Keeping with the previous post’s theme, and noting we’ve made the claim in earlier posts that government’s at all levels are revenue hungry (they want to maintain the size of the ravenous beast they’ve developed over the years and they want to do it with your money), this should come as no surprise to anyone:
Between her blog and infrequent contributions to ehow.com, over the last few years she says she’s made about $50. To [Marilyn] Bess, her website is a hobby. To the city of Philadelphia, it’s a potential moneymaker, and the city wants its cut. In May, the city sent Bess a letter demanding that she pay $300, the price of a business privilege license.
“The real kick in the pants is that I don’t even have a full-time job, so for the city to tell me to pony up $300 for a business privilege license, pay wage tax, business privilege tax, net profits tax on a handful of money is outrageous,” Bess says.
I have no idea what Bess blogs about, but unless it is specifically set up to generate income I don’t see any justification for the tax/license. I do see a possibility of a First Amendment issue.
Certainly a blog that generates $50 has an income of sorts. And if, as the story mentions, it was "dutifully reported", then she probably paid whatever taxes were due during that dutiful reporting.
But, as Leviathan loves to do, government just decided to invent a new category of "fees" and licensing (to avoid the tax word) to suck up more revenue. And, most likely, recognizing that most blogs don’t make much revenue they opted for a licensing fee. For instance, if you’re government, which would you rather have from almost 99% of the blogs out there, 5% of their revenue generated or $300?
So, given the nature of blogging and the fact that it has democratized social commentary, could a $300 bogus "licensing" fee be considered a bar to entry? And doesn’t that have First Amendment implications concerning free speech?
You have to love the irony of the license name. A "privilege license". Government, for a measly $300 will allow you the privilege of putting your opinion on line.
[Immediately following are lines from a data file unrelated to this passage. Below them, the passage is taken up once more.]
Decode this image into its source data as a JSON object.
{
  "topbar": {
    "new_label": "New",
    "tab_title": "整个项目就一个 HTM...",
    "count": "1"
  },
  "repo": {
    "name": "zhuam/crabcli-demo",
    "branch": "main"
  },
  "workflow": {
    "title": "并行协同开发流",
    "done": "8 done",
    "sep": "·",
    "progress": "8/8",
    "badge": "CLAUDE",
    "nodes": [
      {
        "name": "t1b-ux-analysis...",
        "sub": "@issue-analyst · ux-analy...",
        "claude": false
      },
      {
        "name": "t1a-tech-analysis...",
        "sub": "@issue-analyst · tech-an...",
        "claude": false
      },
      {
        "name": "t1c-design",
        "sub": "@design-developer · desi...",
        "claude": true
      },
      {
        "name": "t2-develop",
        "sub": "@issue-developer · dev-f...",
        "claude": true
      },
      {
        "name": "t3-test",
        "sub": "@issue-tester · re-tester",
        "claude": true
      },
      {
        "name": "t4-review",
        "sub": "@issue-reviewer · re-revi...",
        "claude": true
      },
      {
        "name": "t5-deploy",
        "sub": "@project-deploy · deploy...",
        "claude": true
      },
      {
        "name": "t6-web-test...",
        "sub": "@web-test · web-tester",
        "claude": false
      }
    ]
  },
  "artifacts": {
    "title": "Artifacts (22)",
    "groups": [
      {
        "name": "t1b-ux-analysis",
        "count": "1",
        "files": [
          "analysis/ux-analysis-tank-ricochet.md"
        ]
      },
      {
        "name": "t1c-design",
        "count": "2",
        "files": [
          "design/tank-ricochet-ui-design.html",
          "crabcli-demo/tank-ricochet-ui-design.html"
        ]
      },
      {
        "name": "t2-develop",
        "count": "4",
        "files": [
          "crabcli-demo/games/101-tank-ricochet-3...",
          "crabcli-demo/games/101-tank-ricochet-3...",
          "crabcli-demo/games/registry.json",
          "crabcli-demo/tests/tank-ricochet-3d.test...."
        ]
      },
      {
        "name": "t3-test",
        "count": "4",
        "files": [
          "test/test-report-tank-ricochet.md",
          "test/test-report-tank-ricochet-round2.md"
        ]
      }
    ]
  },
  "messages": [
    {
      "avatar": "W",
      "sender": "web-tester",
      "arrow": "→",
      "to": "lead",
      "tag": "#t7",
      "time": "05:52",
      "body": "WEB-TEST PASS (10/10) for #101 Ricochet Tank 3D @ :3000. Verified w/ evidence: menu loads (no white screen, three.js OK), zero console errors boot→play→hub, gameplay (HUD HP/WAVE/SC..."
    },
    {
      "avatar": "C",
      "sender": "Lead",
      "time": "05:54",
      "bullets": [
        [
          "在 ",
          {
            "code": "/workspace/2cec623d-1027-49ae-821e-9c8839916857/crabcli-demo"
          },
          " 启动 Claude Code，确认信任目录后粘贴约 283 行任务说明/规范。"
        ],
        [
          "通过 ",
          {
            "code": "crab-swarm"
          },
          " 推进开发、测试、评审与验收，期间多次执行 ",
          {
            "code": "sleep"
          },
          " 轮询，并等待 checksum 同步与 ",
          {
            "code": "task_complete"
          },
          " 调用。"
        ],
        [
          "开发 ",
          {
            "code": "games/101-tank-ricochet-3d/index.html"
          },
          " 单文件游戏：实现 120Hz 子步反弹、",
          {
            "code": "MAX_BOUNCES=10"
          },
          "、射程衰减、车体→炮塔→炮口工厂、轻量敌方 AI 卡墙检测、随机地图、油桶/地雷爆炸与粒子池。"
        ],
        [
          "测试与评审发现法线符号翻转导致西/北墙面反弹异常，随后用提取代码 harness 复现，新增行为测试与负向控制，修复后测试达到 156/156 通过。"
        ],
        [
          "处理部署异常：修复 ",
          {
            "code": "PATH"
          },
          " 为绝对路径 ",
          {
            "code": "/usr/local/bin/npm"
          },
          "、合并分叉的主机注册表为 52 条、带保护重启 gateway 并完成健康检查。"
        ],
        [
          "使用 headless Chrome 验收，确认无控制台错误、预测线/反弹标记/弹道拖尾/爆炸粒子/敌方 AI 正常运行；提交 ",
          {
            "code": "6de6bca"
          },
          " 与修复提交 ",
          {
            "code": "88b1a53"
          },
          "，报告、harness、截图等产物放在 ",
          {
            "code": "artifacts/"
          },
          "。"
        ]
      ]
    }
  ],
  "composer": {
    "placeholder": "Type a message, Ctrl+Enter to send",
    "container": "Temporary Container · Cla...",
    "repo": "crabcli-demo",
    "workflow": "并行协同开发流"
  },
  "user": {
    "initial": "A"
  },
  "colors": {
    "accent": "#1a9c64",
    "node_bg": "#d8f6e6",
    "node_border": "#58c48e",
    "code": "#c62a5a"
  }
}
Really? I thought that was what the First Amendment – incorporated over all the states – guaranteed without impediment by government. Did I somehow misunderstand the intent?
But the city of Philadelphia – once the seat of freedom – sees it differently:
Even though small-time bloggers aren’t exactly raking in the dough, the city requires privilege licenses for any business engaged in any "activity for profit," says tax attorney Michael Mandale of Center City law firm Mandale Kaufmann. This applies "whether or not they earned a profit during the preceding year," he adds.
So even if your blog collects a handful of hits a day, as long as there’s the potential for it to be lucrative — and, as Mandale points out, most hosting sites set aside space for bloggers to sell advertising — the city thinks you should cut it a check. According to Andrea Mannino of the Philadelphia Department of Revenue, in fact, simply choosing the option to make money from ads — regardless of how much or little money is actually generated — qualifies a blog as a business. The same rules apply to freelance writers.
Essentially, what this will do is have those who wish to blog without interference or “licensing” by government drop any advertising they might presently carry – even the $11 one other blogger the story highlights made in a year. I.e bloggers will be forced to drop advertising to avoid the fee. 99% will. Of the possible 1% that make more than the $300 fee, my guess is most will attempt to find a way to claim, legally, that their blog isn’t located in Philadelphia proper. I’m not sure what you’d need to do to do that, but I’d guess it is possible (have a silent blogging partner who “owns” the blog and is resident in some other part of the country, I suppose).
But, this is government. This is what it does. Government, with the economic downturn, is on steroids. And as it searches for more and more revenue to support itself, it will intrude into your life and on your freedoms more deeply every day.
A jackal can’t help but act like a jackal – especially when it is hungry.